Olympic National Park
Olympic National Park sits on an isolated peninsula with a high mountain range...
Olympic National Park is located in the U.S. state of Washington, in the Olympic Peninsula. The park can be divided into three basic regions: the Pacific coastline, the Olympic Mountains, and the temperate rainforest. U.S. President Theodore Roosevelt originally created Olympic National Monument in 1909 and after congress voted to authorize a redesignation to National Park status, President Franklin Roosevelt signed the legislation in 1938. In 1976, Olympic National Park became an International Biosphere Reserve, and in 1981 it was designated a World Heritage Site. In 1988, Congress designated 95 percent of the park as the Olympic Wilderness.
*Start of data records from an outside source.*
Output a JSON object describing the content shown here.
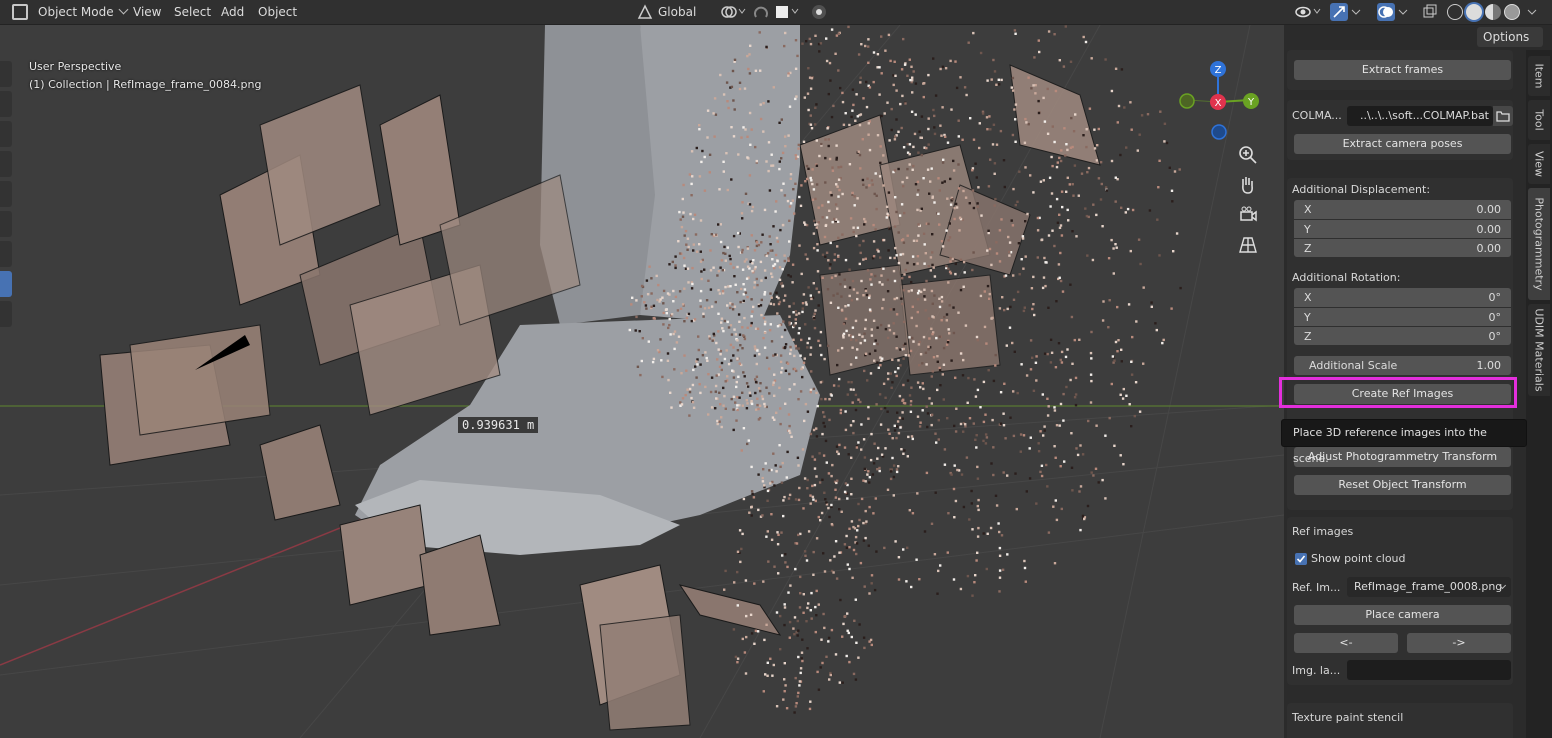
{
  "header": {
    "mode": "Object Mode",
    "menu": [
      "View",
      "Select",
      "Add",
      "Object"
    ],
    "orientation": "Global",
    "options": "Options"
  },
  "viewport": {
    "perspective": "User Perspective",
    "collection": "(1) Collection | RefImage_frame_0084.png",
    "measurement": "0.939631 m",
    "gizmo": {
      "x": "X",
      "y": "Y",
      "z": "Z"
    }
  },
  "panel": {
    "extract_frames": "Extract frames",
    "colmap_label": "COLMA...",
    "colmap_path": "..\\..\\..\\soft...COLMAP.bat",
    "extract_camera_poses": "Extract camera poses",
    "additional_displacement": {
      "label": "Additional Displacement:",
      "x_label": "X",
      "x": "0.00",
      "y_label": "Y",
      "y": "0.00",
      "z_label": "Z",
      "z": "0.00"
    },
    "additional_rotation": {
      "label": "Additional Rotation:",
      "x_label": "X",
      "x": "0°",
      "y_label": "Y",
      "y": "0°",
      "z_label": "Z",
      "z": "0°"
    },
    "additional_scale": {
      "label": "Additional Scale",
      "value": "1.00"
    },
    "create_ref_images": "Create Ref Images",
    "tooltip": "Place 3D reference images into the scene.",
    "adjust_transform": "Adjust Photogrammetry Transform",
    "reset_transform": "Reset Object Transform",
    "ref_images": {
      "title": "Ref images",
      "show_point_cloud": "Show point cloud",
      "show_point_cloud_checked": true,
      "ref_image_label": "Ref. Im...",
      "ref_image_value": "RefImage_frame_0008.png",
      "place_camera": "Place camera",
      "prev": "<-",
      "next": "->",
      "img_label": "Img. la...",
      "img_value": ""
    },
    "texture_paint_stencil": "Texture paint stencil"
  },
  "tabs": [
    "Item",
    "Tool",
    "View",
    "Photogrammetry",
    "UDIM Materials"
  ],
  "active_tab": "Photogrammetry",
  "colors": {
    "highlight": "#e32fdc",
    "accent": "#4772b3",
    "x_axis": "#e0334d",
    "y_axis": "#6aa223",
    "z_axis": "#2f73d9"
  }
}
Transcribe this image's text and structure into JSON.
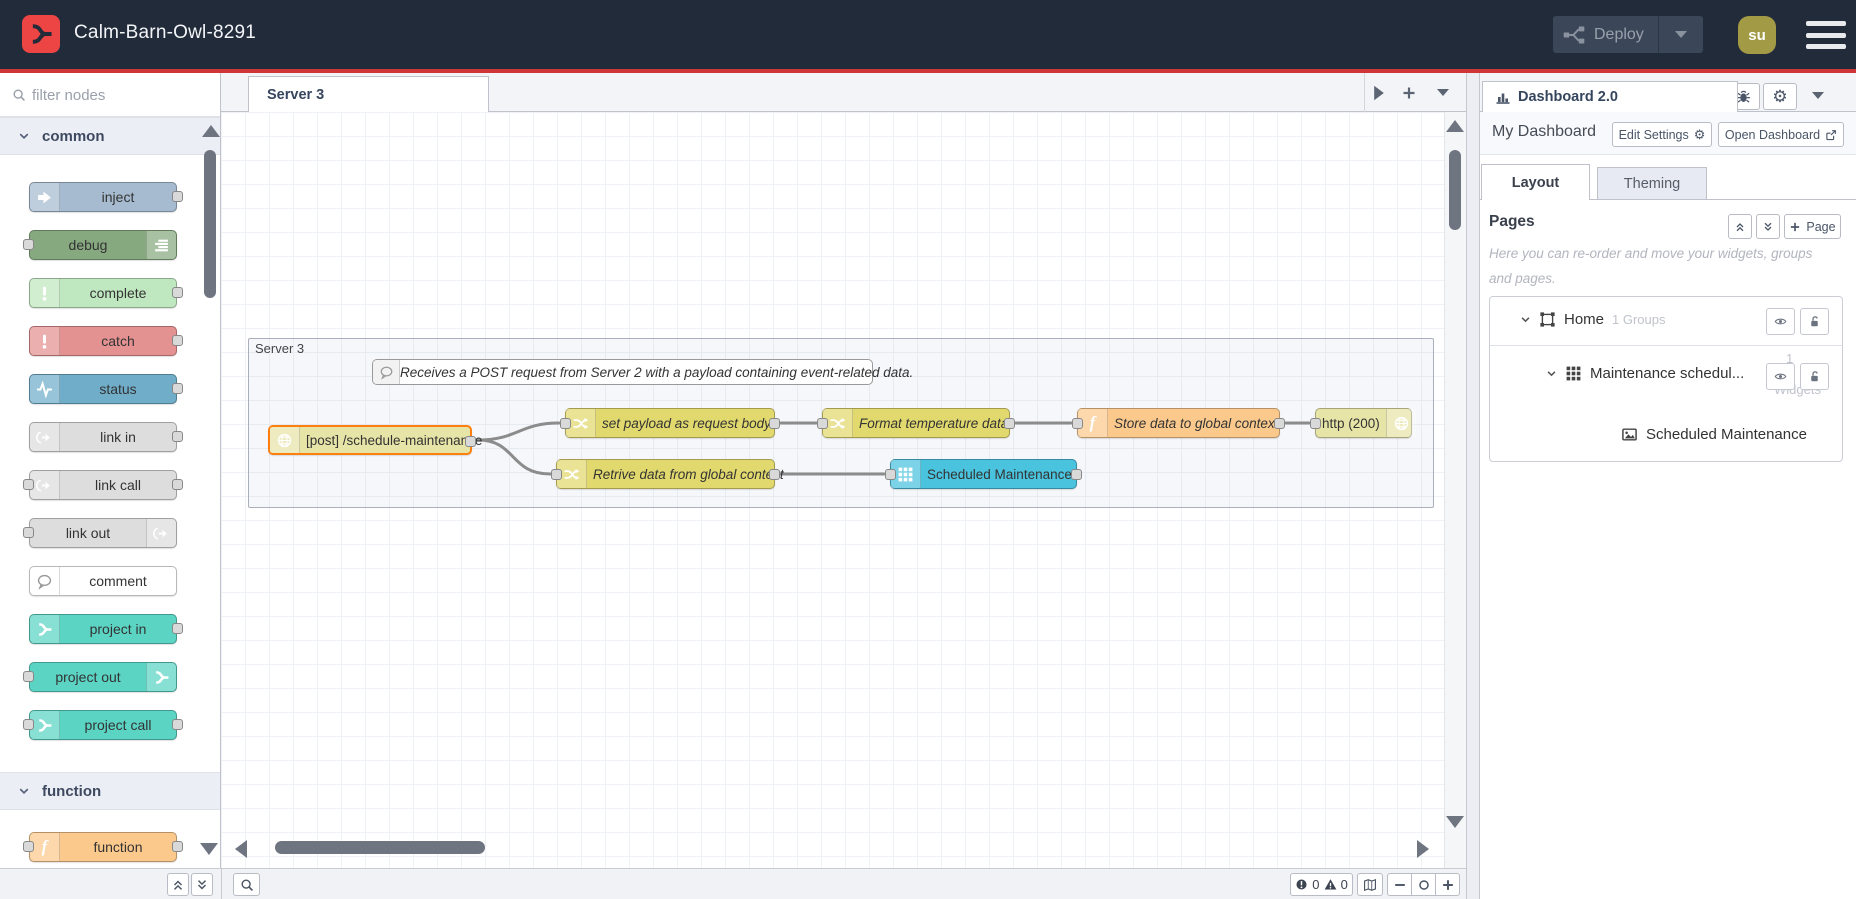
{
  "header": {
    "title": "Calm-Barn-Owl-8291",
    "deploy_label": "Deploy",
    "avatar_initials": "su"
  },
  "palette": {
    "filter_placeholder": "filter nodes",
    "categories": [
      {
        "label": "common",
        "nodes": [
          {
            "label": "inject",
            "color": "#a6bbcf",
            "icon": "inject-arrow-icon"
          },
          {
            "label": "debug",
            "color": "#87a980",
            "icon": "debug-bars-icon"
          },
          {
            "label": "complete",
            "color": "#c0e8c0",
            "icon": "exclamation-icon"
          },
          {
            "label": "catch",
            "color": "#e49191",
            "icon": "exclamation-icon"
          },
          {
            "label": "status",
            "color": "#6fadc9",
            "icon": "pulse-icon"
          },
          {
            "label": "link in",
            "color": "#dddddd",
            "icon": "link-icon"
          },
          {
            "label": "link call",
            "color": "#dddddd",
            "icon": "link-icon"
          },
          {
            "label": "link out",
            "color": "#dddddd",
            "icon": "link-icon"
          },
          {
            "label": "comment",
            "color": "#ffffff",
            "icon": "speech-bubble-icon"
          },
          {
            "label": "project in",
            "color": "#5bd4c4",
            "icon": "node-red-fork-icon"
          },
          {
            "label": "project out",
            "color": "#5bd4c4",
            "icon": "node-red-fork-icon"
          },
          {
            "label": "project call",
            "color": "#5bd4c4",
            "icon": "node-red-fork-icon"
          }
        ]
      },
      {
        "label": "function",
        "nodes": [
          {
            "label": "function",
            "color": "#fbc98c",
            "icon": "function-f-icon"
          }
        ]
      }
    ]
  },
  "workspace": {
    "tab_label": "Server 3",
    "group_label": "Server 3",
    "comment_text": "Receives a POST request from Server 2 with a payload containing event-related data.",
    "nodes": [
      {
        "label": "[post] /schedule-maintenance",
        "type": "http in",
        "color": "#e7e4a7",
        "selected": true
      },
      {
        "label": "set payload as request body",
        "type": "change",
        "color": "#e2d96e"
      },
      {
        "label": "Format temperature data.",
        "type": "change",
        "color": "#e2d96e"
      },
      {
        "label": "Store data to global context",
        "type": "function",
        "color": "#fbc98c"
      },
      {
        "label": "http (200)",
        "type": "http response",
        "color": "#e7e4a7"
      },
      {
        "label": "Retrive data from global context",
        "type": "change",
        "color": "#e2d96e"
      },
      {
        "label": "Scheduled Maintenance",
        "type": "ui-table",
        "color": "#4ac3de"
      }
    ],
    "status": {
      "error_count": "0",
      "warning_count": "0"
    }
  },
  "sidebar": {
    "tab_label": "Dashboard 2.0",
    "dashboard_name": "My Dashboard",
    "edit_settings_label": "Edit Settings",
    "open_dashboard_label": "Open Dashboard",
    "tabs": [
      {
        "label": "Layout"
      },
      {
        "label": "Theming"
      }
    ],
    "pages": {
      "title": "Pages",
      "add_page_label": "Page",
      "help_text": "Here you can re-order and move your widgets, groups and pages.",
      "tree": [
        {
          "label": "Home",
          "badge": "1 Groups"
        },
        {
          "label": "Maintenance schedul...",
          "badge_count": "1",
          "badge_unit": "Widgets"
        },
        {
          "label": "Scheduled Maintenance"
        }
      ]
    }
  },
  "colors": {
    "header_bg": "#222b3a",
    "accent_red": "#cd3537",
    "logo_red": "#ec4544",
    "selection_orange": "#ff7f0e",
    "avatar_bg": "#a39a45"
  }
}
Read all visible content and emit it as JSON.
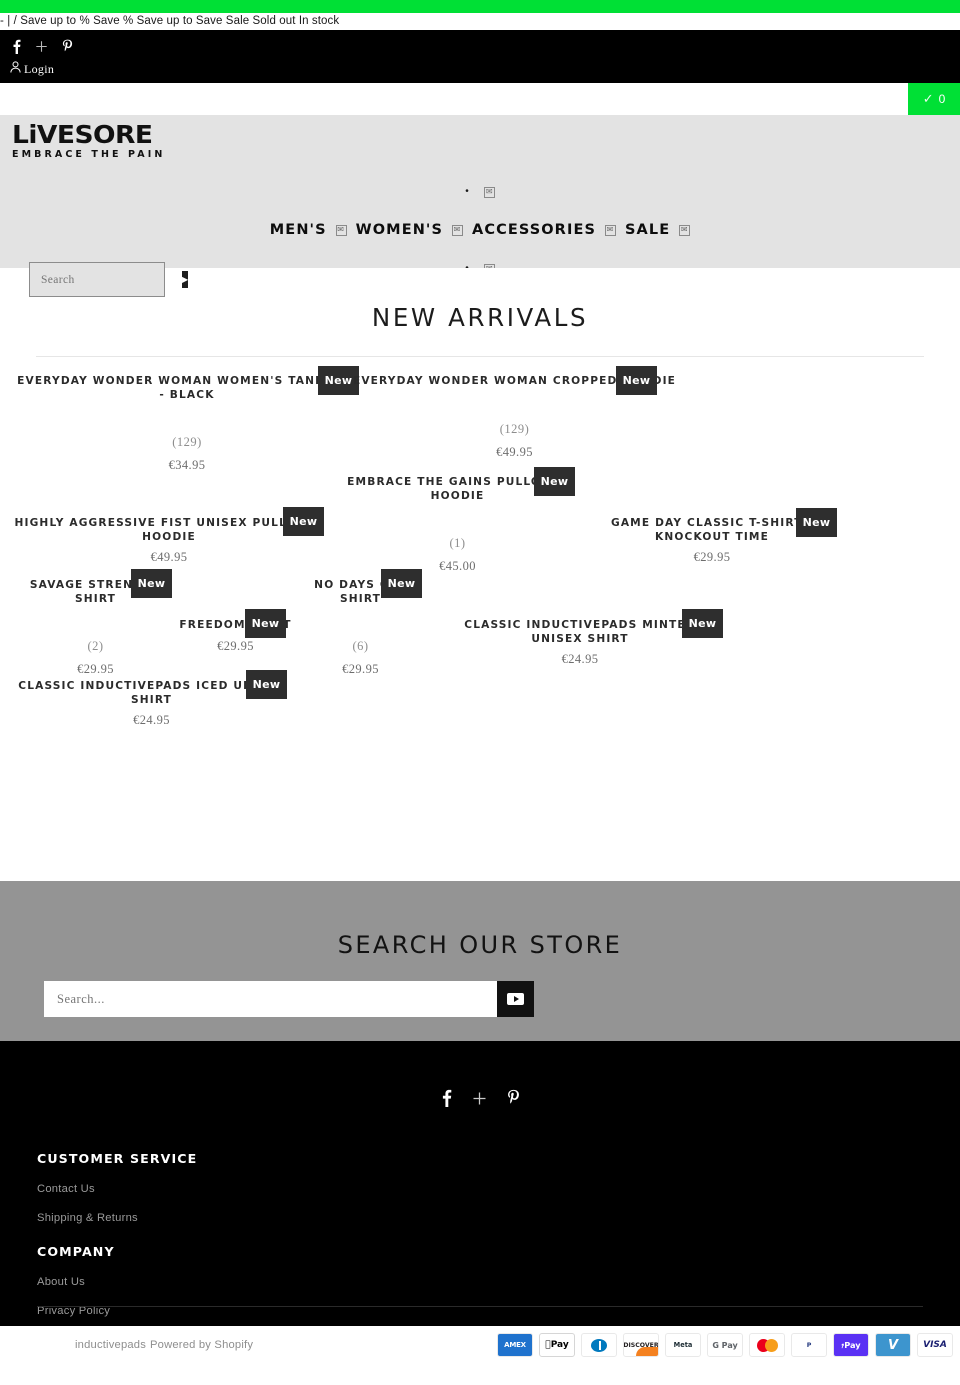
{
  "announcement": {
    "text": "- | / Save up to % Save % Save up to Save Sale Sold out In stock"
  },
  "utility": {
    "social": [
      {
        "name": "facebook",
        "glyph": "f"
      },
      {
        "name": "twitter",
        "glyph": "+"
      },
      {
        "name": "pinterest",
        "glyph": "P"
      }
    ],
    "login_label": "Login"
  },
  "cart": {
    "count": "0",
    "icon": "check-icon"
  },
  "brand": {
    "name": "LiVESORE",
    "tagline": "EMBRACE THE PAIN"
  },
  "nav": {
    "items": [
      {
        "label": "MEN'S"
      },
      {
        "label": "WOMEN'S"
      },
      {
        "label": "ACCESSORIES"
      },
      {
        "label": "SALE"
      }
    ],
    "broken_icon": "✉"
  },
  "header_search": {
    "placeholder": "Search"
  },
  "main": {
    "title": "NEW ARRIVALS",
    "badge_label": "New",
    "products": [
      {
        "name": "EVERYDAY WONDER WOMAN WOMEN'S TANK TOP - BLACK",
        "reviews": "(129)",
        "price": "€34.95"
      },
      {
        "name": "EVERYDAY WONDER WOMAN CROPPED HOODIE",
        "reviews": "(129)",
        "price": "€49.95"
      },
      {
        "name": "EMBRACE THE GAINS PULLOVER HOODIE",
        "reviews": "(1)",
        "price": "€45.00"
      },
      {
        "name": "HIGHLY AGGRESSIVE FIST UNISEX PULLOVER HOODIE",
        "reviews": "",
        "price": "€49.95"
      },
      {
        "name": "GAME DAY CLASSIC T-SHIRT - KNOCKOUT TIME",
        "reviews": "",
        "price": "€29.95"
      },
      {
        "name": "SAVAGE STRENGTH SHIRT",
        "reviews": "(2)",
        "price": "€29.95"
      },
      {
        "name": "FREEDOM SHIRT",
        "reviews": "",
        "price": "€29.95"
      },
      {
        "name": "NO DAYS OFF SHIRT",
        "reviews": "(6)",
        "price": "€29.95"
      },
      {
        "name": "CLASSIC INDUCTIVEPADS MINTED UNISEX SHIRT",
        "reviews": "",
        "price": "€24.95"
      },
      {
        "name": "CLASSIC INDUCTIVEPADS ICED UNISEX SHIRT",
        "reviews": "",
        "price": "€24.95"
      }
    ]
  },
  "store_search": {
    "title": "SEARCH OUR STORE",
    "placeholder": "Search..."
  },
  "footer": {
    "social": [
      {
        "name": "facebook",
        "glyph": "f"
      },
      {
        "name": "twitter",
        "glyph": "+"
      },
      {
        "name": "pinterest",
        "glyph": "P"
      }
    ],
    "groups": [
      {
        "heading": "CUSTOMER SERVICE",
        "links": [
          "Contact Us",
          "Shipping & Returns"
        ]
      },
      {
        "heading": "COMPANY",
        "links": [
          "About Us",
          "Privacy Policy"
        ]
      }
    ]
  },
  "bottom": {
    "shop_name": "inductivepads",
    "powered_by": "Powered by Shopify",
    "payments": [
      {
        "key": "amex",
        "label": "AMEX"
      },
      {
        "key": "apay",
        "label": "Pay"
      },
      {
        "key": "diners",
        "label": ""
      },
      {
        "key": "discover",
        "label": "DISCOVER"
      },
      {
        "key": "meta",
        "label": "Meta"
      },
      {
        "key": "gpay",
        "label": "G Pay"
      },
      {
        "key": "mc",
        "label": ""
      },
      {
        "key": "paypal",
        "label": "P"
      },
      {
        "key": "shoppay",
        "label": "Pay"
      },
      {
        "key": "venmo",
        "label": "V"
      },
      {
        "key": "visa",
        "label": "VISA"
      }
    ]
  },
  "colors": {
    "accent_green": "#00e035",
    "badge_dark": "#2e2e2e",
    "header_gray": "#e3e3e3"
  }
}
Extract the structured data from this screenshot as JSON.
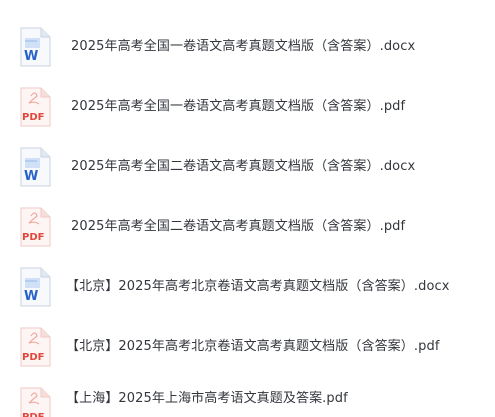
{
  "icons": {
    "word": "word-document-icon",
    "pdf": "pdf-document-icon"
  },
  "colors": {
    "word_accent": "#2a62c9",
    "word_light": "#cfe0f7",
    "pdf_accent": "#e0473d",
    "pdf_light": "#fbe1df",
    "text": "#33363c"
  },
  "icon_glyphs": {
    "word": "W",
    "pdf": "PDF"
  },
  "files": [
    {
      "type": "word",
      "name": "2025年高考全国一卷语文高考真题文档版（含答案）.docx"
    },
    {
      "type": "pdf",
      "name": "2025年高考全国一卷语文高考真题文档版（含答案）.pdf"
    },
    {
      "type": "word",
      "name": "2025年高考全国二卷语文高考真题文档版（含答案）.docx"
    },
    {
      "type": "pdf",
      "name": "2025年高考全国二卷语文高考真题文档版（含答案）.pdf"
    },
    {
      "type": "word",
      "name": "【北京】2025年高考北京卷语文高考真题文档版（含答案）.docx"
    },
    {
      "type": "pdf",
      "name": "【北京】2025年高考北京卷语文高考真题文档版（含答案）.pdf"
    },
    {
      "type": "pdf",
      "name": "【上海】2025年上海市高考语文真题及答案.pdf"
    }
  ]
}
Flora and fauna
Because the park sits on an isolated peninsula, with a high mountain range dividing it from the land to the south, it developed many unique plant and animal species (like the Olympic Marmot) that can't be found anywhere else in the world. The southwestern coastline of the Olympic Peninsula is also the northernmost non-glaciated region on the Pacific coast of North America, with the result that - aided by the distance from peaks to the coast at the Last Glacial Maximum being about twice what it is today - it served as a refuge from which plants colonized glaciated regions to the north.
It also provides habitat for many species (like the Roosevelt elk) that are native only to the Pacific Northwest coast. Because of this importance, scientists have declared it to be a biological reserve, and study its unique species to better understand how plants and animals evolve.
The park contains an estimated 366,000 acres (1,480 km2) of old-growth forests.
August and September
You will want a car to explore Olympic National Park. Unlike many national parks, there are no roads through the park. In fact, the central part of the park is one of the last great roadless patches in the lower 48 states. There are a number of roads running from US 101 into the park: Hurricane Ridge, Elwha, Sol Doc, Hoh, and Quinault. The park also includes much of the Pacific coast along the peninsula which is accessible from US 101 at Klalaloch, La Push, Cape Alava and Neah Bay. The park is a big park, so think about your trip, and take driving times into account.
Lake Quinault Lodge, Kalaloch Lodge, Sol Duc Hot Springs, Lake Crescent Lodge